→ TASK ITEM
The data below should be repeated exactly and in full.

[Records from a collection]
_ _ _ _

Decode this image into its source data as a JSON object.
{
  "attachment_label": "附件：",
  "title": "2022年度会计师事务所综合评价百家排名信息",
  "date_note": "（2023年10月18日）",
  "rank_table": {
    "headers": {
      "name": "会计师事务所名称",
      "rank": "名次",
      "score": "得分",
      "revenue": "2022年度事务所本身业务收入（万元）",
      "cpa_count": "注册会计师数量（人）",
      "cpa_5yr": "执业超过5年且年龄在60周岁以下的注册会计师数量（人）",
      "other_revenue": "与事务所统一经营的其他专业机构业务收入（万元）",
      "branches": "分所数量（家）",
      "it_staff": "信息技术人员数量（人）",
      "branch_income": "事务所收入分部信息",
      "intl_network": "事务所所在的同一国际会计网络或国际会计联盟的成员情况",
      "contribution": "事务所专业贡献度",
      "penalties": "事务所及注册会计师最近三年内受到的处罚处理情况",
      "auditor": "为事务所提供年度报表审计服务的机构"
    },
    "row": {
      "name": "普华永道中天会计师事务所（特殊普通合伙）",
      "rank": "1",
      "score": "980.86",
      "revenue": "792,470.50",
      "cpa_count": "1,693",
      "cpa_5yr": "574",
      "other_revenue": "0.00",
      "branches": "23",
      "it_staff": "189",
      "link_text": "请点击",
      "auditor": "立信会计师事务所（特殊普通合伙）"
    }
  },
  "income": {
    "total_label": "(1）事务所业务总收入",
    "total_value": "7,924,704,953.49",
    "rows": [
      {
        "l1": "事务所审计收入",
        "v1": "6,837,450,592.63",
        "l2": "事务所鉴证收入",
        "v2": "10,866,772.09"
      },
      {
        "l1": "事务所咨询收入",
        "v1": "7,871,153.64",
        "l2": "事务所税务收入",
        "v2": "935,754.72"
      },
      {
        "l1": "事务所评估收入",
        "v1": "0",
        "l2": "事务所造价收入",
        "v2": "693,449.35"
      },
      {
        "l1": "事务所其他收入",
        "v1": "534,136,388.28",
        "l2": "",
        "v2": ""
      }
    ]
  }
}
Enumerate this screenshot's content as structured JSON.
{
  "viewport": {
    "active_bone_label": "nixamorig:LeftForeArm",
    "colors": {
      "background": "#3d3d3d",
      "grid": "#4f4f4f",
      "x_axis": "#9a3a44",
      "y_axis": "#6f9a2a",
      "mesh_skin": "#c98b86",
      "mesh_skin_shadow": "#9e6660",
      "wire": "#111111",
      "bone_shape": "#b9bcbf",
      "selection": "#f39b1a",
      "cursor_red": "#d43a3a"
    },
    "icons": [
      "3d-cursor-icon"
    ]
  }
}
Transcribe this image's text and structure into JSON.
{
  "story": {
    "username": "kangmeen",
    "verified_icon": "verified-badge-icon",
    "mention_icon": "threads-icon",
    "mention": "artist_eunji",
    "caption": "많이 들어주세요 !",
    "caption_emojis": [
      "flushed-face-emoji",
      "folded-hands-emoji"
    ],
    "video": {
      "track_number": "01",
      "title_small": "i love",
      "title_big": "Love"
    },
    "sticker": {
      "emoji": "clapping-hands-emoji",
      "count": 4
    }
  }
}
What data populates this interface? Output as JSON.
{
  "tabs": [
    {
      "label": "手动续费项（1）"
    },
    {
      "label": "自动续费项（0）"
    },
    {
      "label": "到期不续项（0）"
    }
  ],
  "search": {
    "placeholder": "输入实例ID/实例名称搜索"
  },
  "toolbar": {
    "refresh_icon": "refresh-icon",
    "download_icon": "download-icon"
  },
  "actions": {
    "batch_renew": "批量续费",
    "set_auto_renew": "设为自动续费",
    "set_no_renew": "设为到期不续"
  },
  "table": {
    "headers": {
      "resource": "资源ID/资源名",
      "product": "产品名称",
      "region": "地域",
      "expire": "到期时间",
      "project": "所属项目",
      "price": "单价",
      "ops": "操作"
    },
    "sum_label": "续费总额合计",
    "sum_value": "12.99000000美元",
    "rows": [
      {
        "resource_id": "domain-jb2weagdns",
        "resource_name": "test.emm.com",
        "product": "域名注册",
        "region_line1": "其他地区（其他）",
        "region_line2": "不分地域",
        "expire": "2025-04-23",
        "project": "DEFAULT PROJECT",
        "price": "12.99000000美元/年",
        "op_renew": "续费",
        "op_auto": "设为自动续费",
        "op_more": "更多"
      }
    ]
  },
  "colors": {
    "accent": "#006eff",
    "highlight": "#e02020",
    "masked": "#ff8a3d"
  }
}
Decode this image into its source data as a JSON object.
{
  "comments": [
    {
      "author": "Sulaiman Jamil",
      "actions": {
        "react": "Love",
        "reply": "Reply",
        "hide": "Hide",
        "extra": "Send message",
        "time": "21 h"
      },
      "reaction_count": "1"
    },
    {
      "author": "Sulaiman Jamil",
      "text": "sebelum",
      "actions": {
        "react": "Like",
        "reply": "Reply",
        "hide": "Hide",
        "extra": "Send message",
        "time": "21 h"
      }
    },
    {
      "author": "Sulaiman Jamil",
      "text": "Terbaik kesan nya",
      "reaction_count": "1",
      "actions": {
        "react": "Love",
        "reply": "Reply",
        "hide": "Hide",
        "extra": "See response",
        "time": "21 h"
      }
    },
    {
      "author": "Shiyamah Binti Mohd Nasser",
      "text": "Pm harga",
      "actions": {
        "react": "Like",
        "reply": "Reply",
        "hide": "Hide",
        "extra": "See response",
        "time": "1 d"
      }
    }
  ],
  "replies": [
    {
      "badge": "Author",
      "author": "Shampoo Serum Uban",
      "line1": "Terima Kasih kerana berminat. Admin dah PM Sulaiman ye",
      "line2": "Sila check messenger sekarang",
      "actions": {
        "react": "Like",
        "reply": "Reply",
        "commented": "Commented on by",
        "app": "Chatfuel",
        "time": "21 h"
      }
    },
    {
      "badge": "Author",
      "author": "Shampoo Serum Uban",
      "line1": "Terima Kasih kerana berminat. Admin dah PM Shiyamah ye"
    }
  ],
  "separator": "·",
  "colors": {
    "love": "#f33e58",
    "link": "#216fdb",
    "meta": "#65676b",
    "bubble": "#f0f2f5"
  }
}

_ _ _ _

→ RESPONSE TO THE TASK
Decode this image into its source data as a JSON object.
{
  "attachment_label": "附件：",
  "title": "2022年度会计师事务所综合评价百家排名信息",
  "date_note": "（2023年10月18日）",
  "rank_table": {
    "headers": {
      "name": "会计师事务所名称",
      "rank": "名次",
      "score": "得分",
      "revenue": "2022年度事务所本身业务收入（万元）",
      "cpa_count": "注册会计师数量（人）",
      "cpa_5yr": "执业超过5年且年龄在60周岁以下的注册会计师数量（人）",
      "other_revenue": "与事务所统一经营的其他专业机构业务收入（万元）",
      "branches": "分所数量（家）",
      "it_staff": "信息技术人员数量（人）",
      "branch_income": "事务所收入分部信息",
      "intl_network": "事务所所在的同一国际会计网络或国际会计联盟的成员情况",
      "contribution": "事务所专业贡献度",
      "penalties": "事务所及注册会计师最近三年内受到的处罚处理情况",
      "auditor": "为事务所提供年度报表审计服务的机构"
    },
    "row": {
      "name": "普华永道中天会计师事务所（特殊普通合伙）",
      "rank": "1",
      "score": "980.86",
      "revenue": "792,470.50",
      "cpa_count": "1,693",
      "cpa_5yr": "574",
      "other_revenue": "0.00",
      "branches": "23",
      "it_staff": "189",
      "link_text": "请点击",
      "auditor": "立信会计师事务所（特殊普通合伙）"
    }
  },
  "income": {
    "total_label": "(1）事务所业务总收入",
    "total_value": "7,924,704,953.49",
    "rows": [
      {
        "l1": "事务所审计收入",
        "v1": "6,837,450,592.63",
        "l2": "事务所鉴证收入",
        "v2": "10,866,772.09"
      },
      {
        "l1": "事务所咨询收入",
        "v1": "7,871,153.64",
        "l2": "事务所税务收入",
        "v2": "935,754.72"
      },
      {
        "l1": "事务所评估收入",
        "v1": "0",
        "l2": "事务所造价收入",
        "v2": "693,449.35"
      },
      {
        "l1": "事务所其他收入",
        "v1": "534,136,388.28",
        "l2": "",
        "v2": ""
      }
    ]
  }
}
Enumerate this screenshot's content as structured JSON.
{
  "viewport": {
    "active_bone_label": "nixamorig:LeftForeArm",
    "colors": {
      "background": "#3d3d3d",
      "grid": "#4f4f4f",
      "x_axis": "#9a3a44",
      "y_axis": "#6f9a2a",
      "mesh_skin": "#c98b86",
      "mesh_skin_shadow": "#9e6660",
      "wire": "#111111",
      "bone_shape": "#b9bcbf",
      "selection": "#f39b1a",
      "cursor_red": "#d43a3a"
    },
    "icons": [
      "3d-cursor-icon"
    ]
  }
}
Transcribe this image's text and structure into JSON.
{
  "story": {
    "username": "kangmeen",
    "verified_icon": "verified-badge-icon",
    "mention_icon": "threads-icon",
    "mention": "artist_eunji",
    "caption": "많이 들어주세요 !",
    "caption_emojis": [
      "flushed-face-emoji",
      "folded-hands-emoji"
    ],
    "video": {
      "track_number": "01",
      "title_small": "i love",
      "title_big": "Love"
    },
    "sticker": {
      "emoji": "clapping-hands-emoji",
      "count": 4
    }
  }
}
What data populates this interface? Output as JSON.
{
  "tabs": [
    {
      "label": "手动续费项（1）"
    },
    {
      "label": "自动续费项（0）"
    },
    {
      "label": "到期不续项（0）"
    }
  ],
  "search": {
    "placeholder": "输入实例ID/实例名称搜索"
  },
  "toolbar": {
    "refresh_icon": "refresh-icon",
    "download_icon": "download-icon"
  },
  "actions": {
    "batch_renew": "批量续费",
    "set_auto_renew": "设为自动续费",
    "set_no_renew": "设为到期不续"
  },
  "table": {
    "headers": {
      "resource": "资源ID/资源名",
      "product": "产品名称",
      "region": "地域",
      "expire": "到期时间",
      "project": "所属项目",
      "price": "单价",
      "ops": "操作"
    },
    "sum_label": "续费总额合计",
    "sum_value": "12.99000000美元",
    "rows": [
      {
        "resource_id": "domain-jb2weagdns",
        "resource_name": "test.emm.com",
        "product": "域名注册",
        "region_line1": "其他地区（其他）",
        "region_line2": "不分地域",
        "expire": "2025-04-23",
        "project": "DEFAULT PROJECT",
        "price": "12.99000000美元/年",
        "op_renew": "续费",
        "op_auto": "设为自动续费",
        "op_more": "更多"
      }
    ]
  },
  "colors": {
    "accent": "#006eff",
    "highlight": "#e02020",
    "masked": "#ff8a3d"
  }
}
Decode this image into its source data as a JSON object.
{
  "comments": [
    {
      "author": "Sulaiman Jamil",
      "actions": {
        "react": "Love",
        "reply": "Reply",
        "hide": "Hide",
        "extra": "Send message",
        "time": "21 h"
      },
      "reaction_count": "1"
    },
    {
      "author": "Sulaiman Jamil",
      "text": "sebelum",
      "actions": {
        "react": "Like",
        "reply": "Reply",
        "hide": "Hide",
        "extra": "Send message",
        "time": "21 h"
      }
    },
    {
      "author": "Sulaiman Jamil",
      "text": "Terbaik kesan nya",
      "reaction_count": "1",
      "actions": {
        "react": "Love",
        "reply": "Reply",
        "hide": "Hide",
        "extra": "See response",
        "time": "21 h"
      }
    },
    {
      "author": "Shiyamah Binti Mohd Nasser",
      "text": "Pm harga",
      "actions": {
        "react": "Like",
        "reply": "Reply",
        "hide": "Hide",
        "extra": "See response",
        "time": "1 d"
      }
    }
  ],
  "replies": [
    {
      "badge": "Author",
      "author": "Shampoo Serum Uban",
      "line1": "Terima Kasih kerana berminat. Admin dah PM Sulaiman ye",
      "line2": "Sila check messenger sekarang",
      "actions": {
        "react": "Like",
        "reply": "Reply",
        "commented": "Commented on by",
        "app": "Chatfuel",
        "time": "21 h"
      }
    },
    {
      "badge": "Author",
      "author": "Shampoo Serum Uban",
      "line1": "Terima Kasih kerana berminat. Admin dah PM Shiyamah ye"
    }
  ],
  "separator": "·",
  "colors": {
    "love": "#f33e58",
    "link": "#216fdb",
    "meta": "#65676b",
    "bubble": "#f0f2f5"
  }
}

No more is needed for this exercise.